Stories Mormons (and ExMormons) Tell…Narrative and Testimony
In my last article, I wrote about John Dehlin’s talk at the Mormonism and the Internet conference held at Utah Valley University. I wrote that I would get to writing a post about Rosemary Avance’s talk, which came last (but not least) of the three speakers. In the following video, Rosemary begins at 52:33.
Depending on the kinds of articles you may have read regarding Mormon topics, Rosemary’s presentation, about Mormon (de)conversion narratives in on and off-line worlds, might seem familiar. It did for me.
What I immediately connected Rosemary’s presentation to was Seth Payne’s Study of the Ex-Mormon Narrative, which was also covered in an episode of Mormon Expression podcast and about which I wrote as well here. So you can read my thoughts there.
But what about Rosemary’s presentation?
After explaining discussing the basics of her project, and the basics of the different groups she researched — between “the Path” which probably analogizes most closely to a forum like Stay LDS, as opposed to “the Escape,” which I would guess is Recovery from Mormonism — she discusses the foundational theories behind her approach and perspective at 1:04:30. She says:
…I take a social constructivist perspective to religious identity…which is to say there is nothing such as “Mormonism” out there; Mormonism as an identity is something that is created by interaction, by ritual, by participation. So praxis creates Mormon identity. The things that you say about what it means to be Mormon create the idea of Mormonism…that’s not to say that there is no such thing as the church, because obviously there is a church, but it’s just to say that when you want to understand what it means to be Mormon, then you need to ask people, and the stories that they tell construct Mormonism as they tell those stories…
I keep hearing things like this, but I don’t think I fully believe it. I still feel that there is a Mormonism outside of what people say it is…and I use that idea of Mormonism as a benchmark to measure others’ ideas of Mormonism against.
Nevertheless, Avance’s conclusions were also intriguing (at 1:13:10):
…So among faithful Mormons, testimony serves a ritual function…creating and maintaining religious identity…in offering testimony, testimony is created. By saying, “I know the church to be true,” people come into that knowledge of knowing the church to be true…and into an obligation to the church, and into the ritual community that is the church. So what do we make of deconversion stories?
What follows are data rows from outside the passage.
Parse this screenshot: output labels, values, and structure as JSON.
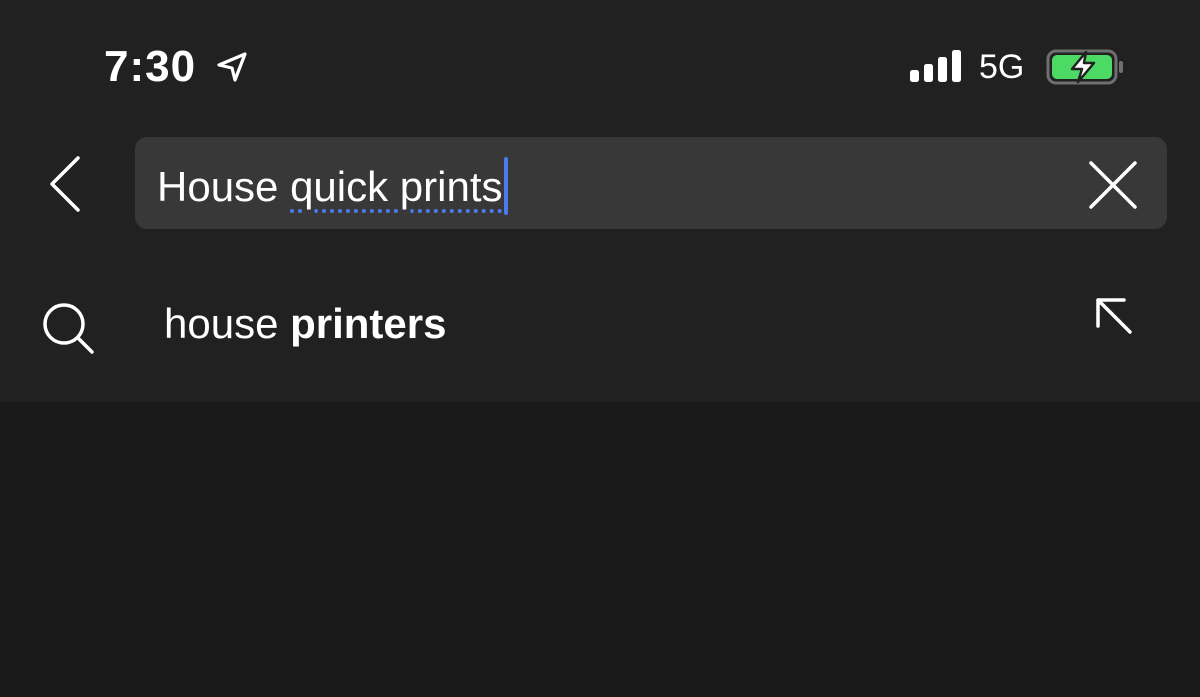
{
  "status_bar": {
    "time": "7:30",
    "network": "5G",
    "battery_color": "#4cd964",
    "icons": [
      "location-arrow-icon",
      "signal-bars-icon",
      "battery-charging-icon"
    ]
  },
  "search": {
    "query_prefix": "House ",
    "query_misspelled": "quick prints",
    "back_icon": "chevron-left-icon",
    "clear_icon": "close-icon",
    "caret_color": "#4b7bf0"
  },
  "suggestions": [
    {
      "prefix": "house ",
      "completion": "printers",
      "icon": "search-icon",
      "action_icon": "arrow-up-left-icon"
    }
  ]
}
I’m arguing that questioning and former Mormons are engaging in this ritual of sharing, and it binds them in a spiritual community, and it also imagines a totalizing worldview similarly to Mormonism…and to them, this worldview is predicated on logic and rationality…they say, rather than emotion, faith…is predicated on rationality and logic, but still they discursively mirror the same experience, including the affective portion of that experience when they give their testimonies…
…You can make the argument as people disaffect from the church that [there is erosion of religious impulses], but this isn’t the erosion of the impulse for communion and for fellowship…it’s a different manifestation of the impulse….
The emphasis on logic and rationality is something that has struck me about many secular and atheist (often post-religious communities). The twist in Mormon deconversion narratives that Rosemary points out is how so often this conversion to logic and rationality does hinge on a big affective experience — finding out a crucial fact or learning about a major unsavory event. The creation of these new narratives with their new totalizing worldviews also provides good insights into why “big tent” movements for those who undergo faith crises in Mormonism don’t seem to work so well: it’s not as if all post, former, ex-, disaffected or unorthodox Mormons are experiencing the same sort of faith transition…rather, it could be that as people drift away from orthodox Mormonism, they drift away in different directions from each other…so I could probably identify any given anonymous comment as being a better fit at Mormon Matters or StayLDS, and I could identify any given anonymous comment as being a better fit at RfM…and certainly, I would never confuse the two, because the two comments are bound to be very different.